Cultivate an array of suitable study locations around campus. This ensures an optimal setting wherever you are. Over time, your preferred spot might become too comfortable, signaling the need for a change.
Embrace the Role of an Educator
Strive to interpret material as a teacher would, using your own words. This can be achieved individually, with a study partner, or within a study group. Vocalizing the material exposes areas of confusion, prompting further clarification, and enhances information retention. As you expound on concepts, employ examples and forge connections between ideas, much like a teacher does. Initially, you might rely on notes, but eventually, you will be capable of teaching sans prompts.
Creating your quiz aligns your mindset with that of your professor. What must you comprehend, according to your professor? Self-quizzing proves highly effective. Maintain a study guide to review questions and answers intermittently throughout the day and across days. Identify questions you struggle with and quiz yourself exclusively on those. Voice your responses. This approach bolsters retention and allows for corrections. For technical subjects, solve sample problems and elaborate on the process from question to answer. Revisiting problems that challenge you prompts active mental engagement and significantly elevates memory.
Master Your Calendar

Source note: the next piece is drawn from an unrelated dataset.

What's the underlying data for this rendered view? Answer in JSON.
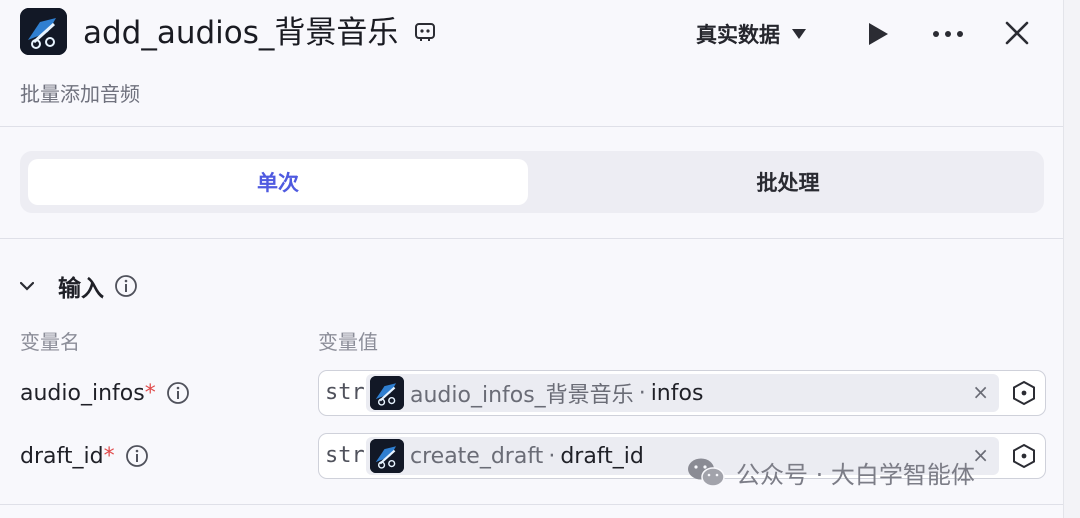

Regulating your schedule and distractions is pivotal for goal attainment. Knowing your calendar facilitates the timely completion of assignments and on-track coursework. Consider the following steps to take charge of your calendar:
- Reserve a designated day each week (e.g., Sunday nights or Saturday mornings) to map out the week’s schedule.
- Review each class and outline your goals for each week.
- Assess your calendar to determine available hours for your work.
- Evaluate whether your tasks align with the available time. Consider specifying the time required for each task. Make adjustments as necessary. For instance, if the projected time for task completion exceeds your available hours, prioritize readings. Thoroughly read and note the favored class source (most referenced in class), which could be the textbook or a reading directly related to the day’s topic. You can skim supplemental readings.
- Mark your calendar for task completion periods.
- Prior to bedtime, plan the next day’s tasks. Starting the day with a plan enhances productivity.
Be wary of “easy” weeks—they are an indicator that something heavy may come next. Lighter workloads offer a prime opportunity to get ahead or initiate extensive projects. Capitalize on these additional hours by advancing assignments or commencing lengthy projects or papers. Aim to allocate time for every class each week, even if no submissions are due.
In fact, working on every class every day, even for just 30 minutes, across six days is more advantageous than cramming it all into one lengthy three-hour session. Once you have completed work for a particular class, invest the 30 minutes in progress or a new project.